He was 165 pounds ahead of me, so far.
Bench went as planned for me – sort of. I opened with 351, which was easy. 369 was my 2nd attempt, which was tougher but I got it and matched my PR at 255. For my last attempt, I took 385. It felt only somewhat heavy on the way down, but while pressing off my chest I strained my pec – no lift. Jordan’s turn. He opens with 418, and gets it easily. 2nd attempt is 451, and hits the lift without too much trouble. For the last attempt, he goes for a 3rd bench but misses – just not the day for it.
Jordan’s subtotal was 1,157. Mine was 879. Now he was 278 pounds ahead, and I had to try and close the gap on the deadlift.
Warming up on the deadlift, everything flew up and I felt to be in supreme condition. No signs of fatigue or weariness. No excuses for coming up short on the lift that I best prepared for. 540 opener – easy. 584 deadlift – also easy. My 3rd attempt, and also my first time going past the 600 deadlift barrier – a 606 deadlift. It was somewhat of a slow lift and I almost hitched it, but was able to lock it out cleanly. I was very happy with this, going 8 for 9 and reaching a new PR total of 1,515 pounds at 242. It was Jordan’s turn to perform all 3 deadlifts within his flight.
Starting off with a 595 pull, Jordan smokes the weight. Taking 644 for a 2nd attempt, the bar moves a bit slower than his opener but looks easy. At this point, Jordan needed to pull 666 pounds in order to not only total over 300 pounds more than me, but take the deadlift bet as well. I was certain that he couldn’t get 666 – he could barely pull 644 with reverse bands in training, and had actually failed 650 three weeks out when his grip failed in a session. Being confident with what I thought was a sure win, I sat down next to his Mom in the front row and watched his final pull.
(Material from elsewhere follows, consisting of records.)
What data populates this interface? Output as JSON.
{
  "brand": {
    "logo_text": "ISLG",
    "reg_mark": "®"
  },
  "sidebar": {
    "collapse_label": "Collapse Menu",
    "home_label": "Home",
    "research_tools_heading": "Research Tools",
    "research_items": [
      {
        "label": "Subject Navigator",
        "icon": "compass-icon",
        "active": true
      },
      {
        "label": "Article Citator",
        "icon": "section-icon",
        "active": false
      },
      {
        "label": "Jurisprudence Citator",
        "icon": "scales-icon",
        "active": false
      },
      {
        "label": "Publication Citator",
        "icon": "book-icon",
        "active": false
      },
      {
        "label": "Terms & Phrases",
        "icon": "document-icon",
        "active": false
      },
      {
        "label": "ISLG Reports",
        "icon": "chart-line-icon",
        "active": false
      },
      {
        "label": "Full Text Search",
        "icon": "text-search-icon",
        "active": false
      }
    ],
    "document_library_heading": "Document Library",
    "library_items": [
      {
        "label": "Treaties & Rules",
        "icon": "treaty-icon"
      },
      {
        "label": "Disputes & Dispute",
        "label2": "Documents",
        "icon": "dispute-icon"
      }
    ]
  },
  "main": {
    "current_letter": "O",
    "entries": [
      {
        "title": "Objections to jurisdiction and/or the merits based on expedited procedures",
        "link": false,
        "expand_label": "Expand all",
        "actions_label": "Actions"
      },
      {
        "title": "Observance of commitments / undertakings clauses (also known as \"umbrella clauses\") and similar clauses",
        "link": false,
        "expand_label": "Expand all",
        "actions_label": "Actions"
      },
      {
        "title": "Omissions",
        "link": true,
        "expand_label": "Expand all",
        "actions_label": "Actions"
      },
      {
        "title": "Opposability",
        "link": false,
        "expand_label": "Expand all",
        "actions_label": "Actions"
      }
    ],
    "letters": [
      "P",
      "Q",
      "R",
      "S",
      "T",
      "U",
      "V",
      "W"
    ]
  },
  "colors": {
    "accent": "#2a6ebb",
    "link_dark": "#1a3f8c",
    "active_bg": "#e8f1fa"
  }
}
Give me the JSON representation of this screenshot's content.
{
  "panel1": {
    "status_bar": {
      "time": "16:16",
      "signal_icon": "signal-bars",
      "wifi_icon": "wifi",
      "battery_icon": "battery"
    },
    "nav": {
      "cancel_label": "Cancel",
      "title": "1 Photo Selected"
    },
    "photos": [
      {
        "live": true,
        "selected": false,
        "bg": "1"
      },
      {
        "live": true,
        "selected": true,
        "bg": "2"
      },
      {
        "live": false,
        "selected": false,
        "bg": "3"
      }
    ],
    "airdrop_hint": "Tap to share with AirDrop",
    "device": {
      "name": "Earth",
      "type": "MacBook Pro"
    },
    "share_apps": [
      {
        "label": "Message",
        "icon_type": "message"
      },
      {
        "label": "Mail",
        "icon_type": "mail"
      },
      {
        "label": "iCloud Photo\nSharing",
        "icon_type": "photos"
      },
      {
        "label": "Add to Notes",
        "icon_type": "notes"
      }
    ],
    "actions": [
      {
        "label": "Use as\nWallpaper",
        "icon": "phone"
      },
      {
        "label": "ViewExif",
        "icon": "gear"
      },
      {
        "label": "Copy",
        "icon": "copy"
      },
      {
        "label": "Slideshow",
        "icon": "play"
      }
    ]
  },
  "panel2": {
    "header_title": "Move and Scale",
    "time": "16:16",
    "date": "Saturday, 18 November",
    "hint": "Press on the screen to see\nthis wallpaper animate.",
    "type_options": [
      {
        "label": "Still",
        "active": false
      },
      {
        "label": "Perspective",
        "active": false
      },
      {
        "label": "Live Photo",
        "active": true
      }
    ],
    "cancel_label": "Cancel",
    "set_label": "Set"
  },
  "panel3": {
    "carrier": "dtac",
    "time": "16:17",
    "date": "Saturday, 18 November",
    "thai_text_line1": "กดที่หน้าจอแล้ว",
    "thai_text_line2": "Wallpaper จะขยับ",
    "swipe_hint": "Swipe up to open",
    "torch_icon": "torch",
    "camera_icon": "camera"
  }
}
666 pounds – moved up without too much trouble and got 3 white lights. Jordan was able to do it.
With a total of 1,824 pounds and having lifted more than 50 pounds on the deadlift versus me, I owed him $1,000. It all came down to the last lift, and he got it. Despite the fact that he stumbled his squat opener – despite dealing with some cramping issues, and getting fatigued from the artificial air pumped into the room’s venue. Jordan had the mental toughness to withstand giving into all those excuses and not only attempted a big PR for the win, but he managed to achieve it. How many other people would have gone for 666 pounds on a 3rd attempt, after failing 650 three weeks out? Only someone who has the attitude & mindset of a winner, and Jordan was the winner for the meet.
Time to pay up!
It was raining 100s, 20s and 5s. Well….kind of. I had only brought about $600 or so with me, as I thought that I’d win for sure (and I had the other $400 readily available to send via PayPal). Realizing I needed some leftover money for a taxi fare and other expenses, I asked him if I could pay him $500 on the spot and the remaining $500 right after we returned home. Jordan was nice enough to let me have some spending money left Along with winning the bet, there was actually a $1,000 prize to the best Junior lifter of the entire meet – and his total narrowly edged Luigi Fagiani’s in the process. It turned out that Jordan figured the final deadlift number necessary to not only beat my bet, but also beat Luigi for best Junior lifter of the meet. He came out $2,000 richer, and with a big PR on his deadlift.
After the meet, I watched him and my coach gamble at Blackjack later into the night and lose a few hundred within 20 minutes. Oh well.
Even though I ended up losing a whole $1k I honestly wasn’t mad about the loss at all. I hit PRs all across the board and was happy with my meet performance. Also, more importantly – if there was someone who I’d lose $1,000 to, I’m glad it was Jordan who got the money.
Our meet performances at 2013 IPL Worlds: